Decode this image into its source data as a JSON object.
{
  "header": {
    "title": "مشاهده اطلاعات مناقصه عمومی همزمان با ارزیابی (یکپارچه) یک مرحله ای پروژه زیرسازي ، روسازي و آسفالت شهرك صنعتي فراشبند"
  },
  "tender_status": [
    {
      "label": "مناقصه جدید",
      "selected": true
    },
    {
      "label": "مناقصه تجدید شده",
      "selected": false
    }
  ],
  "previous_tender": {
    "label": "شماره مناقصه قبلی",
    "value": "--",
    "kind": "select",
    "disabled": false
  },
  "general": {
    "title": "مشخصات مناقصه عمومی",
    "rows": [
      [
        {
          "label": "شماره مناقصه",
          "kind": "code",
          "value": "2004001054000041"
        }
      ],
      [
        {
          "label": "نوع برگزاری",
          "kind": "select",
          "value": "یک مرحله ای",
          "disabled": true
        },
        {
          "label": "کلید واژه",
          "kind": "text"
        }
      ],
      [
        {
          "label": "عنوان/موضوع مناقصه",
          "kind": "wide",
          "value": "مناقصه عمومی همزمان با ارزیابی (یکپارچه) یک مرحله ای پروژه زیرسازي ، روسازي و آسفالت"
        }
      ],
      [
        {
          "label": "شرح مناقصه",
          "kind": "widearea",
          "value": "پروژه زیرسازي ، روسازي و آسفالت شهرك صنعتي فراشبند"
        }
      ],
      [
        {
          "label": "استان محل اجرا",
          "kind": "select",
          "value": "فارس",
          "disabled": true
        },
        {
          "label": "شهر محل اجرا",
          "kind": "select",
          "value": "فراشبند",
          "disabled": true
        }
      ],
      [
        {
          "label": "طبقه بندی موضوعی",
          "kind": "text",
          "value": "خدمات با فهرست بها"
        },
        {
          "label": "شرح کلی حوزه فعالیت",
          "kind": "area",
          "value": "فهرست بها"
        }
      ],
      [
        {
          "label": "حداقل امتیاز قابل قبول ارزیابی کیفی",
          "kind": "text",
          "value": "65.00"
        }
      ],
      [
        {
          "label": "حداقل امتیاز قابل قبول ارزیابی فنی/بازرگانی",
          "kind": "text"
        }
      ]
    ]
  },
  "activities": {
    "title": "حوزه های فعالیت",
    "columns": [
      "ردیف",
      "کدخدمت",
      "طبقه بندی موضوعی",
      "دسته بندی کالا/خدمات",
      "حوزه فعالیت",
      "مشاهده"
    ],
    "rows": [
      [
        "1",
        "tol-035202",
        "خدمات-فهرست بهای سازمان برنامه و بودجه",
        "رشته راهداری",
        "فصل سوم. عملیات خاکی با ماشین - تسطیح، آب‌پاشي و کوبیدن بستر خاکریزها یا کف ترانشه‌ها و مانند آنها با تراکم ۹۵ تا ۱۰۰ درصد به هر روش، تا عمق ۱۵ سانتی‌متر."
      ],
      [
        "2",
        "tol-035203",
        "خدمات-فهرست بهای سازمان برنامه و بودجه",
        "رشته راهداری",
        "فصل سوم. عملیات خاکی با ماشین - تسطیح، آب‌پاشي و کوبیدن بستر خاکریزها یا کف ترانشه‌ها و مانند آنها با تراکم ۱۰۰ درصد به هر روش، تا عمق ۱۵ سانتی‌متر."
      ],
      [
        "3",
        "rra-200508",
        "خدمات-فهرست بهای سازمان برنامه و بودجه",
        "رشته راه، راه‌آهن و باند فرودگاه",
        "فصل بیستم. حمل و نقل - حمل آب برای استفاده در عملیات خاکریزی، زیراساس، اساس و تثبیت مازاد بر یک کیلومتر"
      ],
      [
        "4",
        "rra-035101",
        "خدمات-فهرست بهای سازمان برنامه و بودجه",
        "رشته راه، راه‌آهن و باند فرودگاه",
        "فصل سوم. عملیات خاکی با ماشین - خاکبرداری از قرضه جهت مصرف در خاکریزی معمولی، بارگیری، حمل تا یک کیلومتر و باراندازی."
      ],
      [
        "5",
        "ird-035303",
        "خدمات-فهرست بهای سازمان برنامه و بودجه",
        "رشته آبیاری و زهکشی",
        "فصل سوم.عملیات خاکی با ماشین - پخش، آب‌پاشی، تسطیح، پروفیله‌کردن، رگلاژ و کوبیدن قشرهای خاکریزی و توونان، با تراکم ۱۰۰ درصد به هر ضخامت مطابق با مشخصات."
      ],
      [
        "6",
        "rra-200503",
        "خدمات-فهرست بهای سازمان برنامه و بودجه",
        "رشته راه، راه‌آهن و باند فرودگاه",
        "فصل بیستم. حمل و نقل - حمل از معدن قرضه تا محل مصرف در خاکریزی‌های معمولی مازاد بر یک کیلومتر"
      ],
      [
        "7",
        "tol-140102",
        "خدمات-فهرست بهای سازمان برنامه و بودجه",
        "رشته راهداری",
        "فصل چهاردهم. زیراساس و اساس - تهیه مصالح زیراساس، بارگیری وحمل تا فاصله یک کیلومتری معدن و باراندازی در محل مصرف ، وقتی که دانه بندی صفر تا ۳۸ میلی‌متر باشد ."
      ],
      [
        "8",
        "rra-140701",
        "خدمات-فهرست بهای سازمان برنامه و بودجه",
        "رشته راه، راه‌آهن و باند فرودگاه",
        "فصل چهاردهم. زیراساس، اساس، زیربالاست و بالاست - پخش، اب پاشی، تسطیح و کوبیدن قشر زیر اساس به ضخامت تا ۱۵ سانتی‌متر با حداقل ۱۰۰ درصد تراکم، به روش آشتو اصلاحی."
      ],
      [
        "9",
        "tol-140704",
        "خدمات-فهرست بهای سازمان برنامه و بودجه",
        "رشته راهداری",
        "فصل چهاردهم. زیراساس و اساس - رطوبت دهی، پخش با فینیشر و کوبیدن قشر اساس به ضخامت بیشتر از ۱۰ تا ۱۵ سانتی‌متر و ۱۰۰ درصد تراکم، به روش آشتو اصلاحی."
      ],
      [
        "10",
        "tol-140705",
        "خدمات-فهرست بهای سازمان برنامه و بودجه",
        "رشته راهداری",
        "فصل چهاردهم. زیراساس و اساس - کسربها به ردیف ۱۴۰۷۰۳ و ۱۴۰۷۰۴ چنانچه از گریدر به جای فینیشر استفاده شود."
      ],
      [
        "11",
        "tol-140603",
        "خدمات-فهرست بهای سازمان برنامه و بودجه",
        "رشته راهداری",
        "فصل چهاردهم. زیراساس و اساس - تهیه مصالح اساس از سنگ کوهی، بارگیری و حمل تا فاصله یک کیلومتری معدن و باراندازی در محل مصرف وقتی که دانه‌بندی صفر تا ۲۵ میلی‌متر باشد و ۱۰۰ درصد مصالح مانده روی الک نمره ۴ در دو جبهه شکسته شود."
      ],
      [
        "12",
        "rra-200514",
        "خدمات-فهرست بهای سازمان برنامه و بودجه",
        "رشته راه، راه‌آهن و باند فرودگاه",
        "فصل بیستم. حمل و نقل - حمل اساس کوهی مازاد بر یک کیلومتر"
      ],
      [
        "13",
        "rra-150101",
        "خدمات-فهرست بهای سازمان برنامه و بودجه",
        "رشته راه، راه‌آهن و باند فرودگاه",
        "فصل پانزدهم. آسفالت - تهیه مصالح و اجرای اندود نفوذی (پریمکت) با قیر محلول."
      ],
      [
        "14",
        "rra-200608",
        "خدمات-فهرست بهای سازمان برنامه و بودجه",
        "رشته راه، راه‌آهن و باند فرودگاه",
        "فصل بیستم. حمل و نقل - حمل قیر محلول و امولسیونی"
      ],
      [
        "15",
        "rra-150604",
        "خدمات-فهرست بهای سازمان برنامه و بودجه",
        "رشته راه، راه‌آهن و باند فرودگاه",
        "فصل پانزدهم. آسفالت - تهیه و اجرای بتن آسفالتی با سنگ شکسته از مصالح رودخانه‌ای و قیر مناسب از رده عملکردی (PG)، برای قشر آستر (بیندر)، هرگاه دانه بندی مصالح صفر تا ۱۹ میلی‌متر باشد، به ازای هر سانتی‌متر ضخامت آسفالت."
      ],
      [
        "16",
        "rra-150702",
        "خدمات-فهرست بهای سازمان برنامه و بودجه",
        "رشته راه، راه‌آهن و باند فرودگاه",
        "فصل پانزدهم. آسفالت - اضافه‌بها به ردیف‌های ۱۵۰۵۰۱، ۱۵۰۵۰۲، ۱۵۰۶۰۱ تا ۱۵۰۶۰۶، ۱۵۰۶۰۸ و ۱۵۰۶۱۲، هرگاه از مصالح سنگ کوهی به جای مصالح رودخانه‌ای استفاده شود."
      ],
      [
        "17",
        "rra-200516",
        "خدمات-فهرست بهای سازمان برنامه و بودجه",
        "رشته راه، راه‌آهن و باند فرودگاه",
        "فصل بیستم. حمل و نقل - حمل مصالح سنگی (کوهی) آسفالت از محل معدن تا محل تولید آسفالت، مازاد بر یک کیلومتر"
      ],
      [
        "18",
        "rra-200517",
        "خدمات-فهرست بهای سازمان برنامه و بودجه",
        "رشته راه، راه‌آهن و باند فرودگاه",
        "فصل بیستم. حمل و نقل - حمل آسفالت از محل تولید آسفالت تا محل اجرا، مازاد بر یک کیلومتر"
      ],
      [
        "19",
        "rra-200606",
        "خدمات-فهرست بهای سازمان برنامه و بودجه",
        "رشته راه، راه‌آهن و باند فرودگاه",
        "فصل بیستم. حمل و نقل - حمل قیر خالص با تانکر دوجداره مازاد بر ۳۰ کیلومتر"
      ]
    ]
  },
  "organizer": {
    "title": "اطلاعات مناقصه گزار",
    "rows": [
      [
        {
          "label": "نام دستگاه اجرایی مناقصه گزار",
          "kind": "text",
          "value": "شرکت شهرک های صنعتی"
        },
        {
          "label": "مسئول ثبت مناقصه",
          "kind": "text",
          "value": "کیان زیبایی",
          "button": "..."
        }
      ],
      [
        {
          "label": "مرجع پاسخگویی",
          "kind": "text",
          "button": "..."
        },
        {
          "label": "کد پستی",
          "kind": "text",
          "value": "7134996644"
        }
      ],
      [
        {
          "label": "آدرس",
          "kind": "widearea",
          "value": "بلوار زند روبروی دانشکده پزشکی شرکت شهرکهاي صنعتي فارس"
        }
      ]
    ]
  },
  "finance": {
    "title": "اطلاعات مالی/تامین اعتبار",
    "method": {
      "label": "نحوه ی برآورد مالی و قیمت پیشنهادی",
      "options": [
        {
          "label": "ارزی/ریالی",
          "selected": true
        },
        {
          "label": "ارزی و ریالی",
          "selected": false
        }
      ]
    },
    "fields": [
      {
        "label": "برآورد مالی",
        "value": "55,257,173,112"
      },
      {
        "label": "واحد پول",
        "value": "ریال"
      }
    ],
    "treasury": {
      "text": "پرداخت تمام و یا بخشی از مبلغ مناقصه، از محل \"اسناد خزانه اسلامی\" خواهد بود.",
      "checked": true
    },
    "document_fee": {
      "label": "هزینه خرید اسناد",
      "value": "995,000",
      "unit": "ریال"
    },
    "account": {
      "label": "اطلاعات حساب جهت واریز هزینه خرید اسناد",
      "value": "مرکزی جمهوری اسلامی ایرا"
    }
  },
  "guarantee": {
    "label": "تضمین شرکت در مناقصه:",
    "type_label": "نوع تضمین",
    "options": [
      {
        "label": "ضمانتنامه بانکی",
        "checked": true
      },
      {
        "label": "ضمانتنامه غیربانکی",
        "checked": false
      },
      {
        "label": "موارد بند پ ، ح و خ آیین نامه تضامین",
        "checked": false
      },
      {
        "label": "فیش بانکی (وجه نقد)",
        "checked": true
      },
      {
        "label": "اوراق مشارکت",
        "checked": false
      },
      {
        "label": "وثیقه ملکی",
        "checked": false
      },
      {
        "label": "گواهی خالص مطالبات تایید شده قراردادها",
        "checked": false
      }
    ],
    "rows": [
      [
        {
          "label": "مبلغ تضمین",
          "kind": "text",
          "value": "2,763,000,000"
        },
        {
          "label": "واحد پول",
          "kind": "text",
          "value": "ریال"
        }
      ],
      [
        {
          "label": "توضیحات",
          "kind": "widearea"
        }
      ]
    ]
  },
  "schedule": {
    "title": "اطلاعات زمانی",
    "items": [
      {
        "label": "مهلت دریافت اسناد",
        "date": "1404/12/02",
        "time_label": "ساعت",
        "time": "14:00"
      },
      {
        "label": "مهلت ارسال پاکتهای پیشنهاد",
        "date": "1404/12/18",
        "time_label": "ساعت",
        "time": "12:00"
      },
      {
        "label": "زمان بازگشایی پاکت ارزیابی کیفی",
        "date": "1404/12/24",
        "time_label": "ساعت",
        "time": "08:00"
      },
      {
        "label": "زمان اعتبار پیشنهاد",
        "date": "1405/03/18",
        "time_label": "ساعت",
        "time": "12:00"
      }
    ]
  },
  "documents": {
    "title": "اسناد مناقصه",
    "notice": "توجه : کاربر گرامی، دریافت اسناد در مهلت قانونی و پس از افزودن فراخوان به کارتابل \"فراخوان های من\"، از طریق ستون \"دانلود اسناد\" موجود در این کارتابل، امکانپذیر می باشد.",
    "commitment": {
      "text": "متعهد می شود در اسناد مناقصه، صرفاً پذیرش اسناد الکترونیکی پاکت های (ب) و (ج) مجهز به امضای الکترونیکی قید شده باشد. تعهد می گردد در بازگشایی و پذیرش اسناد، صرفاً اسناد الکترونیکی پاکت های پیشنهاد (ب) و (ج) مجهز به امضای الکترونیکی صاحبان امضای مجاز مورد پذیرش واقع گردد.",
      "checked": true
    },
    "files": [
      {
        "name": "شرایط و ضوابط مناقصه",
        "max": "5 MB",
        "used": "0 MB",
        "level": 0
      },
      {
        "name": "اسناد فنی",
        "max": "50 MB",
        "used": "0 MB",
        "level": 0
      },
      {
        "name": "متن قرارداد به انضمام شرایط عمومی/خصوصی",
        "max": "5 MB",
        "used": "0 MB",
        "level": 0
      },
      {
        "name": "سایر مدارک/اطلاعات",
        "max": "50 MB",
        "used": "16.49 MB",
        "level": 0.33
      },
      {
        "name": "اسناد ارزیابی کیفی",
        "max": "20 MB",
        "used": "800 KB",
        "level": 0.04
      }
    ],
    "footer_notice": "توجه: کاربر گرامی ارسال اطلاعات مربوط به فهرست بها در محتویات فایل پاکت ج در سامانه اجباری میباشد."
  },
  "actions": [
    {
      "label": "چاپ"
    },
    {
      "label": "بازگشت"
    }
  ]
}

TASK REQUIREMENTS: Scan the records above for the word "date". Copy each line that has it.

ANSWER AREA:
        "date": "1404/12/02",
        "date": "1404/12/18",
        "date": "1404/12/24",
        "date": "1405/03/18",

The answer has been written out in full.